Gaining more muscle can be achieved by way of strength training. It requires putting your muscles under tension and stress. When you combine your training with proper nutrition, recovery and rest, you will gain muscle.
But the effects aren’t the same for everyone. Some will notice a difference fast, while for others it may take a bit longer. So, how do you know if your body is gaining muscle and becoming stronger? These methods should help:
1. Use a measuring tape.
You should measure yourself once a month using a measuring tape. Measure various parts of your body such as your chest, upper thigh, bicep, etc.
2. Use a skinfold caliper.
Measure your body fat using a skinfold caliper so that you’ll know how much body fat you have. When you know the number then you will know your actual lean body mass – simply subtract the body fat from your total body weight. Measure your body fat every 4 weeks.
3. Track your progress.
Building muscle takes time which is why measuring your progress is important. It will not only tell you how much muscle you have gained, but will also tell you your progress in terms of strength and endurance. So how do you track your progress? Try any of these:
Keeping a fitness journal helps you plan your workouts, determine where and when to make changes as well as measure progress. To track your progress using a fitness journal, write down the exercises and reps you need to do. Then document the weights used for each exercise. Each week take a look at your journal to see whether your strength and endurance have increased compared to the previous week.
5. Take photos and measurements
You can’t simply depend on the number on the scale to tell you whether you’re progressing or not.
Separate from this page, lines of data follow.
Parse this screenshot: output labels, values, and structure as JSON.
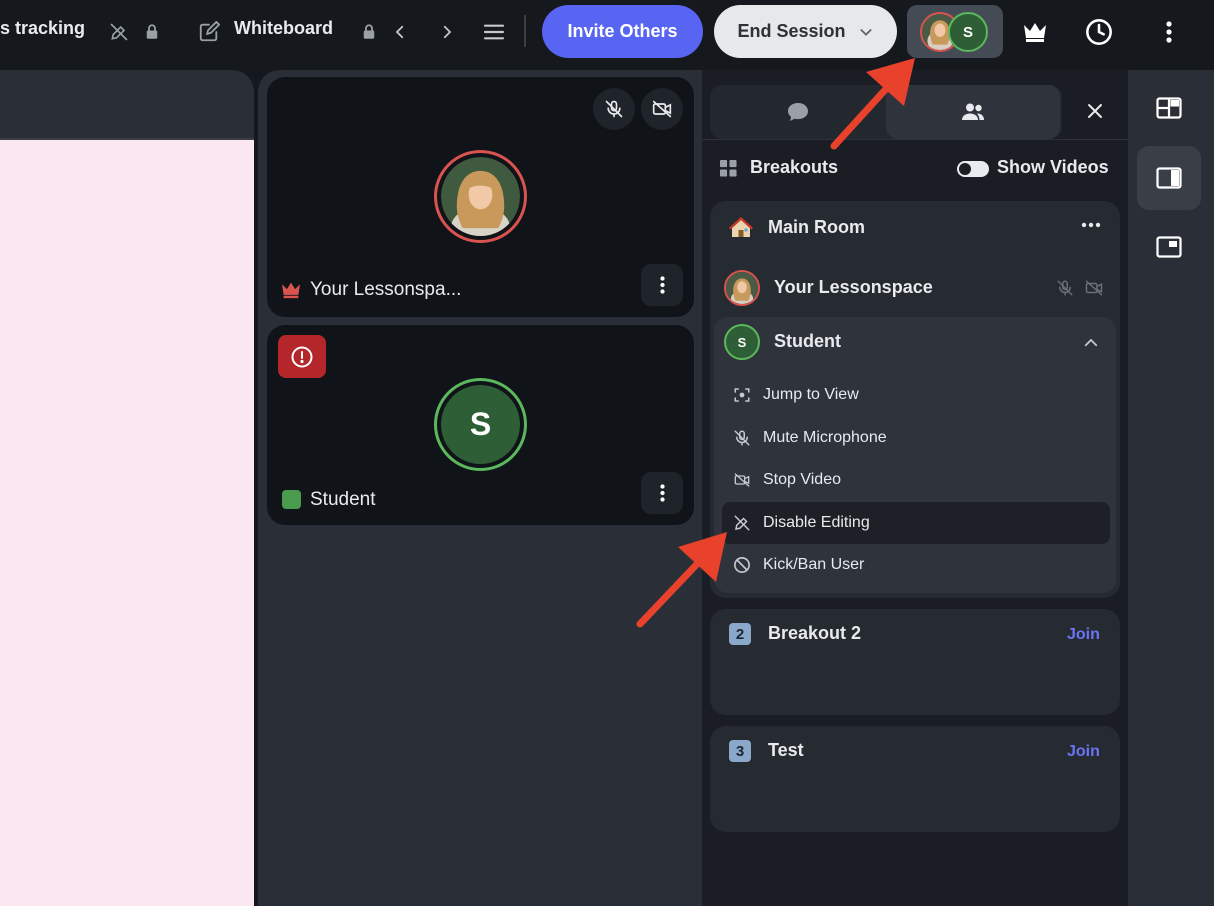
{
  "topbar": {
    "tab1_title": "s tracking",
    "tab2_title": "Whiteboard",
    "invite_label": "Invite Others",
    "end_session_label": "End Session",
    "avatar_student_initial": "S"
  },
  "video": {
    "tile1_name": "Your Lessonspa...",
    "tile2_name": "Student",
    "tile2_initial": "S"
  },
  "panel": {
    "breakouts_label": "Breakouts",
    "show_videos_label": "Show Videos",
    "main_room": {
      "title": "Main Room",
      "participants": [
        {
          "name": "Your Lessonspace"
        },
        {
          "name": "Student",
          "initial": "S"
        }
      ]
    },
    "menu_items": [
      {
        "label": "Jump to View"
      },
      {
        "label": "Mute Microphone"
      },
      {
        "label": "Stop Video"
      },
      {
        "label": "Disable Editing"
      },
      {
        "label": "Kick/Ban User"
      }
    ],
    "rooms": [
      {
        "number": "2",
        "title": "Breakout 2",
        "join_label": "Join"
      },
      {
        "number": "3",
        "title": "Test",
        "join_label": "Join"
      }
    ]
  },
  "colors": {
    "accent": "#5865f2",
    "host_ring": "#d9534f",
    "student_ring": "#5cb85c",
    "student_fill": "#2e5e36",
    "alert_red": "#b3262a",
    "annotation_arrow": "#e8412c",
    "canvas": "#fbe7f0"
  }
}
In fact, if you’re trying to gain strength and muscle, then chances are you won’t see any difference when you weigh yourself. The best thing to do is to measure your body using body measurements, skin fold and body fat. You should also take photos weekly to see if you’re gaining muscle or not.
6. Find Your 1RM
One rep max (1RM) is a good indicator of your strength. In the weight training world, it’s a measure of how much weight you can lift for one rep and you can use it regularly to determine your strength gains. To do this, here are the steps:
- First, make sure you have a spotter and that you have already mastered your form.
- Then do a warm-up set of 8-10 reps at approx. 50% of your 1RM.
- Rest for 1 minute.
- Do a set at approx. 80% of your 1RM.
- Rest for 1 minute.
- Gradually increase the weight at increments of 10% until you can no longer achieve the lift. This is usually achieved within 3 to 7 attempts.
As mentioned previously, it takes time for your body to build muscle. Don’t get easily frustrated if you don’t see results in a few months. The key is to use a progressive training routine that will continually challenge your muscles. Whether you train at home or in places like Fit Body Boot Camp, increase the amount of weight you lift weekly or increase the number of repetitions. If you can do more than what you were able to before, then you are making progress!